In determining a motion seeking permission to file a late claim, the Court must
consider the following six enumerated factors listed in Court of Claims Act
§10(6): (1) whether the delay in filing was excusable; (2) whether the
State had notice of the essential facts constituting the claim; (3) whether the
State had an opportunity to investigate the circumstances underlying the claim;
(4) whether the failure to file or serve a timely claim or serve a timely notice
of intention resulted in substantial prejudice to the State; (5) whether the
movant has another available remedy; and (6) whether the claim appears to be
meritorious. The Court in the exercise of its discretion balances these
factors, and, as a general rule, the presence or absence of any one factor is
not dispositive (Bay Terrace Coop. Section IV v New York State
Employees’ Retirement System Policemen’s and Firemen’s
Retirement System, 55 NY2d 979).
Movant states that he is not a lawyer and, therefore, the delay is excusable.
In addition, he states that he was incarcerated for the first 50 days after the
claim arose on unrelated charges. Movant’s excuse amounts to ignorance of
the law which is not excusable (Matter of Sandlin v State of New York,
294 AD2d 723).
The second, third and fourth factors (notice of the essential facts
constituting the claim; an opportunity to investigate the circumstances
underlying the claim; and whether the delay resulted in substantial prejudice to
the State) are related. The Court will consider these factors together.
Movant brought a writ of habeas corpus against the State while he was
incarcerated at the Suffolk County Jail and an Assistant Attorney General
appeared in the matter. The writ demanded that movant be credited with jail
time toward his parole. Given that this case will be determined by documents
and transcripts, the Court finds that the defendant has a reasonable opportunity
to investigate and that it will not be substantially prejudiced. Accordingly,
these factors favor movant.
The Court finds that movant has no other available remedy.
While the presence or absence of any one factor is not dispositive, (see
Bay Terrace Coop. Section IV v New York State Employees’ Retirement
System Policemen’s and Firemen’s Retirement System, 55 NY2d
979), the most critical factor is the apparent merit of the proposed claim. A
movant need only establish that the proposed claim is not patently groundless,
frivolous or legally defective and there is reasonable cause to believe that a
valid cause of action exists (Matter of Santana v New York State Thruway
Auth., 92 Misc 2d 1). If a movant cannot meet this low threshold and the
claim is patently without merit it would be meaningless and futile for the Court
to grant the application even if all the other factors in the Court of Claims
Act § 10(6) weighed in favor of the movant’s request.
In reviewing the parties’ papers, it appears that movant has failed to
show merit. Defendant produces an affirmation of a witness who explains that
movant should not have been released and that he was not credited with the jail
time while he was incarcerated on local charges. Movant indicates that he was
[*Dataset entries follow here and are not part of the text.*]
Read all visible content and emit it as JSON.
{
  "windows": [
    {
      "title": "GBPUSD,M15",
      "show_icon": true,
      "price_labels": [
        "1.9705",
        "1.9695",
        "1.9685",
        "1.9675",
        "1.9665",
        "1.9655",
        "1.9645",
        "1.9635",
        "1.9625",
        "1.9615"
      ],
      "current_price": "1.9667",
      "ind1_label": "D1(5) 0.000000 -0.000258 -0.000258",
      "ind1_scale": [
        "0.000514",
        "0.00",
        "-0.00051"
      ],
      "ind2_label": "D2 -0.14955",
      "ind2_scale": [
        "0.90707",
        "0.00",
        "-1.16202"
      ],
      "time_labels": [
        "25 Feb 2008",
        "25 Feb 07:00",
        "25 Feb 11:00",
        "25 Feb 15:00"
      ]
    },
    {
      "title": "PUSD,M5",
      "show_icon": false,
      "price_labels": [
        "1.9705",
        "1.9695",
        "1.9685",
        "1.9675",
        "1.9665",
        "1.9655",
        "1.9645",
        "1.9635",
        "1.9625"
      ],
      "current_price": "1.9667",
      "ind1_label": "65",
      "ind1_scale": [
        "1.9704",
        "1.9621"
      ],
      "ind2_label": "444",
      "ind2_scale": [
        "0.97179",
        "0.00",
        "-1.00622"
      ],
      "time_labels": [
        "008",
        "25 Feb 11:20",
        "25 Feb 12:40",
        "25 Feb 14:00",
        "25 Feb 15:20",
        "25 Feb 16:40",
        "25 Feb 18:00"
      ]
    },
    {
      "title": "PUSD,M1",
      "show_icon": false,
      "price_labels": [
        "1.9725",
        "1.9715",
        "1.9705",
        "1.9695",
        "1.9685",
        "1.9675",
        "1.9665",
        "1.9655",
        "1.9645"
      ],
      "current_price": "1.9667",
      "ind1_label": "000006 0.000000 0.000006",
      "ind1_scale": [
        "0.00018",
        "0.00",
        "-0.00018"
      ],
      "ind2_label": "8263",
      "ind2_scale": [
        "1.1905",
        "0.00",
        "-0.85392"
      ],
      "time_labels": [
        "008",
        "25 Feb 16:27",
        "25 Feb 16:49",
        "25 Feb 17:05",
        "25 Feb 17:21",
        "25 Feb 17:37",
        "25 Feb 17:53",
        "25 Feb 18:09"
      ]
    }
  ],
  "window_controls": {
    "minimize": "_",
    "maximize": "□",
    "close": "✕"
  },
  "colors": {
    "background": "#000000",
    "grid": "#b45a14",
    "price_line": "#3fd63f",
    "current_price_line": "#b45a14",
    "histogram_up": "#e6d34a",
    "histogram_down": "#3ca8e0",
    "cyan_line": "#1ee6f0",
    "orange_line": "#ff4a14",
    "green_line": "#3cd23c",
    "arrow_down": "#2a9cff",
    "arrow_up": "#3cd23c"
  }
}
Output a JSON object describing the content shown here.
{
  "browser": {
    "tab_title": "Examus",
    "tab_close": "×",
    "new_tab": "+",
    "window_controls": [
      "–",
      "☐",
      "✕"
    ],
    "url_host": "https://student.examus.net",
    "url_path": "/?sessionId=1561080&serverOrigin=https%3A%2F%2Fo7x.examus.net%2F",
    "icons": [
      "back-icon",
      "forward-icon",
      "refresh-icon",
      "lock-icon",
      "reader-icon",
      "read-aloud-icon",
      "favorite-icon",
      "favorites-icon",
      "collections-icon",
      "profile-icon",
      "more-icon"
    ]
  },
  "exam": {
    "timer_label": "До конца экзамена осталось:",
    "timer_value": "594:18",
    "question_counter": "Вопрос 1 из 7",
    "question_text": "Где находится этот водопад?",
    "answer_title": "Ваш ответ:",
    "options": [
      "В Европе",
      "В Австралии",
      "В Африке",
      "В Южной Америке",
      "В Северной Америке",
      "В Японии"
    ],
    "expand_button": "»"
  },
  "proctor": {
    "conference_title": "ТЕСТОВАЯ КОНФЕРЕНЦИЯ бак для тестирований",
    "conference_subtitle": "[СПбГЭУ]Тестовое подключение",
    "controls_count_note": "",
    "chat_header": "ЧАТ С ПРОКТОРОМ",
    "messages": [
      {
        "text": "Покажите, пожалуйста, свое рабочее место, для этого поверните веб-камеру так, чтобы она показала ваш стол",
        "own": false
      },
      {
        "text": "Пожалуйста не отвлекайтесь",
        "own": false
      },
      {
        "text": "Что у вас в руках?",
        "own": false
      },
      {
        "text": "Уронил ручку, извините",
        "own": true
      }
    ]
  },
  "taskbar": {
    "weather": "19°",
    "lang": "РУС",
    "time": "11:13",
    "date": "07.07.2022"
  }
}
ordered released by a Court, but offers no transcript of a proceeding or written
order directing his release. The Court finds this factor does not favor
While the majority of factors favor movant, the most important factor, merit,
does not. It would be wasteful of judicial resources and the parties’
time to allow a meritless case to proceed. Based on the foregoing, the Court
denies movant’s application to file a late claim.